The Renegades are a syndicate of prodigies—humans with extraordinary abilities—who emerged from the ruins of a crumbled society and established peace and order where chaos reigned. As champions of justice, they remain a symbol of hope and courage to everyone...except the villains they once overthrew.
Nova has a reason to hate the Renegades, and she is on a mission for vengeance. As she gets closer to her target, she meets Adrian, a Renegade boy who believes in justice—and in Nova. But Nova's allegiance is to a villain who has the power to end them both.
Disclaimer: I received a free copy of this book in exchange for an honest review. This has not changed my opinion in any way
At the beginning of this year, I read Heartless by Marissa Meyer – a book about the Queen of Hearts from Alice in Wonderland. I, unfortunately, didn’t love it. But there was a little light at the end of the tunnel because Marissa was writing another book. One about superheroes and villains, something that was more up my alley than AiW. I was lucky enough to snatch a copy off of NetGalley and started reading it almost immediately.
Renegades tells us two sides of the story. On one side, we have Nova – an Anarchist, hellbent on taking revenge on the Renegades for abandoning her family when they needed them the most. On the other side, there’s Adrian, a Renegade and the son of an original Council member. He’s determined to find out who killed his mother and how the villain called Nightmare is involved in all this.
I was a little bit scared that I wasn’t going to love this book. I mean I love superheroes and villains, Marvel is one of my favourite things of all time, what could possibly go wrong? Luckily, I realised soon enough that this book was going to be amazing. I found it difficult to put down and I actually stayed up hours after my bedtime to finish the last couple of chapters because they were so thrilling.

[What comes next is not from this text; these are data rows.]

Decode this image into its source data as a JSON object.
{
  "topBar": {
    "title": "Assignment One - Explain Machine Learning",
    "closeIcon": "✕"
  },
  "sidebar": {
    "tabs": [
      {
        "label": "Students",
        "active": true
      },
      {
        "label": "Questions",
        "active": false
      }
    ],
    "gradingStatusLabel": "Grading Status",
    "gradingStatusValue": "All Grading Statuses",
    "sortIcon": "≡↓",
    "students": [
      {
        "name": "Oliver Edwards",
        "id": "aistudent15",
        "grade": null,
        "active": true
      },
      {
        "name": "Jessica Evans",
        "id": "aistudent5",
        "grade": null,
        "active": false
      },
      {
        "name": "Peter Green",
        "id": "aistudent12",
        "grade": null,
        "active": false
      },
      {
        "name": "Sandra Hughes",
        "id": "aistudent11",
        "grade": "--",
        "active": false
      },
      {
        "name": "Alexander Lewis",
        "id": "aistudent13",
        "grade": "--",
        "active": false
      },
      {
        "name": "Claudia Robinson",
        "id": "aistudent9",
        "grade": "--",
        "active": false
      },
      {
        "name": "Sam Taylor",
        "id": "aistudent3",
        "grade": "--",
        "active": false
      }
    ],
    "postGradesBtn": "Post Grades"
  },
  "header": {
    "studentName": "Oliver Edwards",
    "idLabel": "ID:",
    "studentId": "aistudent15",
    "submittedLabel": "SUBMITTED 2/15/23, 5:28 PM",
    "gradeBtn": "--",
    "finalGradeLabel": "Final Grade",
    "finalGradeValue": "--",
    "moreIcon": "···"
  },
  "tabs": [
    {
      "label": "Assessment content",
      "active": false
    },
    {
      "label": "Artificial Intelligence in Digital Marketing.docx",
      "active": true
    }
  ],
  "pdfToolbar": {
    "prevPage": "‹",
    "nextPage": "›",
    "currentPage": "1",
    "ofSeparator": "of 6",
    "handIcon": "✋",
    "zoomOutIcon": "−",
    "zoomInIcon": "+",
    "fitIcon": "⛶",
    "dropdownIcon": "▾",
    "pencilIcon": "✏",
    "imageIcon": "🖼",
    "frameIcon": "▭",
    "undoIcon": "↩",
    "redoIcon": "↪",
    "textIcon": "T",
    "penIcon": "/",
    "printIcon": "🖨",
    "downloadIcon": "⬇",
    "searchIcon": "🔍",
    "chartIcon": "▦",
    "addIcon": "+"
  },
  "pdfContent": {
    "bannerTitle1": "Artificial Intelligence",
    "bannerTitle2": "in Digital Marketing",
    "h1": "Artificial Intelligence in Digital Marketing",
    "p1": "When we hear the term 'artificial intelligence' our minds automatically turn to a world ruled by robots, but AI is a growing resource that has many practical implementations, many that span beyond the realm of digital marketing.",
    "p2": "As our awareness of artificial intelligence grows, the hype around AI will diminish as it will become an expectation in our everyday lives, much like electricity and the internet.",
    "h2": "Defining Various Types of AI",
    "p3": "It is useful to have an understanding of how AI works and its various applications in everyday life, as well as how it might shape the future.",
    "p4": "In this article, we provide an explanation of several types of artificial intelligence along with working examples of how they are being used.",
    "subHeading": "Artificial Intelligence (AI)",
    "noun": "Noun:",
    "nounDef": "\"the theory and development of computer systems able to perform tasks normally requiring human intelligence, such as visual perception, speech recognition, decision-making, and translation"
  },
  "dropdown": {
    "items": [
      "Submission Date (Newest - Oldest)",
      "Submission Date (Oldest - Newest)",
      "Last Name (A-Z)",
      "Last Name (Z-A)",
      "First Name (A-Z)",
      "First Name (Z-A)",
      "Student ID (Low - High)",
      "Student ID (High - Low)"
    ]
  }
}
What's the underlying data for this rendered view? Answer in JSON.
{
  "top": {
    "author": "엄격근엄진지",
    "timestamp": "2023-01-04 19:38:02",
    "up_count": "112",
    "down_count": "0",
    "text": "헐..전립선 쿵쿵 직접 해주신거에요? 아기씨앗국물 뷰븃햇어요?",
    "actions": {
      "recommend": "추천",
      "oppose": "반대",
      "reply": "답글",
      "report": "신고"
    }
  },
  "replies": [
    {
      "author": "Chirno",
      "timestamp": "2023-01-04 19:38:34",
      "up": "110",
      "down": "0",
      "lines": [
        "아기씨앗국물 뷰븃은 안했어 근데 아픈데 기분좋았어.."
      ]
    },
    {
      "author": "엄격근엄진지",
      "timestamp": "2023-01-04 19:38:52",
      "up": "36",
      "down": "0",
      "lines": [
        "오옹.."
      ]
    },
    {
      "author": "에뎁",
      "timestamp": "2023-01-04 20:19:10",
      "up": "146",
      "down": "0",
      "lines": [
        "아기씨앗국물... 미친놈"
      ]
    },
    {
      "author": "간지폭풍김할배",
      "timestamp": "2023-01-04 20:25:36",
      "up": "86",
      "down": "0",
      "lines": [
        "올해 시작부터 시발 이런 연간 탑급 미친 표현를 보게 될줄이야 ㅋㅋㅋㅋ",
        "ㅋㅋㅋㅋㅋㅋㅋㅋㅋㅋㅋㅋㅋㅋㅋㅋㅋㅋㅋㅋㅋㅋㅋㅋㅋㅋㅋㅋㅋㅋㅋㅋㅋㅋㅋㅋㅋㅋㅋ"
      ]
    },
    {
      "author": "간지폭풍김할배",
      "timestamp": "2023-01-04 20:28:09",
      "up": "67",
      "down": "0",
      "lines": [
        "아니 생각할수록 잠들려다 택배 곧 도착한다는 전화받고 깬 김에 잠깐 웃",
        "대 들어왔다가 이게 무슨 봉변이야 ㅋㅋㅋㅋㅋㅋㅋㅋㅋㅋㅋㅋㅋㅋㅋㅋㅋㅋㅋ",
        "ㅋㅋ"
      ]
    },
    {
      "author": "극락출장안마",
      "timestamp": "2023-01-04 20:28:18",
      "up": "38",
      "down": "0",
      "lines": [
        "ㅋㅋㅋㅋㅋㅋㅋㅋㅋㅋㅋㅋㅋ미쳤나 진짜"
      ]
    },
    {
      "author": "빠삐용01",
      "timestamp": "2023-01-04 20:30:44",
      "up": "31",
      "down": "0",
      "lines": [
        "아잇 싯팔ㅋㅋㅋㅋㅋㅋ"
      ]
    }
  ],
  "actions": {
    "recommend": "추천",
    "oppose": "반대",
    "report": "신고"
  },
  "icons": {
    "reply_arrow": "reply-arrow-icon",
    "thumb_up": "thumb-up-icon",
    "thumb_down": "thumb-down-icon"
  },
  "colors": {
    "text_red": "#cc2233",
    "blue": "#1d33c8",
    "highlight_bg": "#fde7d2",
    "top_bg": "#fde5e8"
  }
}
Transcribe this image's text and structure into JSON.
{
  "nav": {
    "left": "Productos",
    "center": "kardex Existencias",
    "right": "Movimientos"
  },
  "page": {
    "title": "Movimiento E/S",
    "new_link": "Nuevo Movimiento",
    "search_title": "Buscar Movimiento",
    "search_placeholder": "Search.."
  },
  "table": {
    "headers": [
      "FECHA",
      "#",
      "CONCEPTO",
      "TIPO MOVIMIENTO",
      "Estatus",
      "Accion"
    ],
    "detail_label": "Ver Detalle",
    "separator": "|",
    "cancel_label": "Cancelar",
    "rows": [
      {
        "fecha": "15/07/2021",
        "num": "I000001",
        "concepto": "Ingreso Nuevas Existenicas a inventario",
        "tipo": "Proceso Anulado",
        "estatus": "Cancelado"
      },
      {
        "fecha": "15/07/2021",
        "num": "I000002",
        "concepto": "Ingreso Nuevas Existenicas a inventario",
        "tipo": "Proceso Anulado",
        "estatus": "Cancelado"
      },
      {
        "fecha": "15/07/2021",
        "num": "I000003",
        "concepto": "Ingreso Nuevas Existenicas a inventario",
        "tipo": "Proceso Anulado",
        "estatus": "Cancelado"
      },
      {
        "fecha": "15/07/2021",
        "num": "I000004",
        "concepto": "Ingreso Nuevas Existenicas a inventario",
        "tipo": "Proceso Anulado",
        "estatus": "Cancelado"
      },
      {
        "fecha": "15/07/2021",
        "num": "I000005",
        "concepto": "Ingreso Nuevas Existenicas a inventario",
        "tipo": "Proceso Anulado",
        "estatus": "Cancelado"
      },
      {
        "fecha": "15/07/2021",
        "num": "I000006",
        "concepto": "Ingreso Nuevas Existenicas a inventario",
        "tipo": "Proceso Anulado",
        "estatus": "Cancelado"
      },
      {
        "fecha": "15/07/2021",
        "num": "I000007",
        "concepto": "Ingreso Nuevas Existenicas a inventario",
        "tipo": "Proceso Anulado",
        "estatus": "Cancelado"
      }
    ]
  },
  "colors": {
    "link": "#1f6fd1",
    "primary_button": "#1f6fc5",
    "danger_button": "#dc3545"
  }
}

Marissa’s writing was just great, it really sucked me into the story and got me to love these characters from the start already. What helped, of course, were the amazing characters. I loved Nova almost immediately, and Adrian grew on me quickly as I was reading. I also really liked Adrian’s team members, Ruby and Oscar (and there was also another girl whose alias was Monarch, but she wasn’t in the book as much). As for the villains, while I thought they were cool, I didn’t really love them. Ingrid was a great villain and liked the mysterious Phobia, but other than that I guess they weren’t in the book enough for me to get to know them.
What I loved most of all was that the characters weren’t all black and white. Often with superhero movies it’s like ‘this guy is the bad guy, look at how bad he is’ and ‘this is the hero, look at how heroic he is’, I loved that this book was full of ‘grey’ characters. Also there was plenty of diversity, if that’s what you’re looking for in a book, but it’s not really ‘in your face’ diversity, if you get what I mean (it didn’t feel like it was written for the sake of having diversity but just because… I don’t know how to explain it? )
Personally, I thought this book reminded me a bit of the Mutants from Marvel. You have the Prodigies, the people with powers, and those without. Normal humans used to fear and hate the Prodigies. Now, they are seen as heroes, though there are still some people who hate/fear them. The main villain reminded me a lot of Magneto (he wanted people to leave the Prodigies alone, to let them live in peace), he even had a helmet! This was partly why I love this book so so much! View Spoiler »There was one little bit that I had predicted when I was maybe two/thirds through the book? I’m not sure if that’s because authors get more predictable or if I’m getting more perceptive, but I guessed the cliffhanger long before it was actually revealed. Still, that little bit didn’t keep me from enjoying this book front to back! « Hide Spoiler
In the end, I definitely loved Renegades so much, and I recommend it to people who love Marvel and DC. I also obviously recommend it if you loved Marissa Meyer’s Lunar Chronicles and Heartless. (Also if you were disappointed by Heartless, try this book. Really, try it). I’ve already ordered a physical copy for myself, which I don’t often do after I’ve read a digital copy, but I need this book in my hands. Now.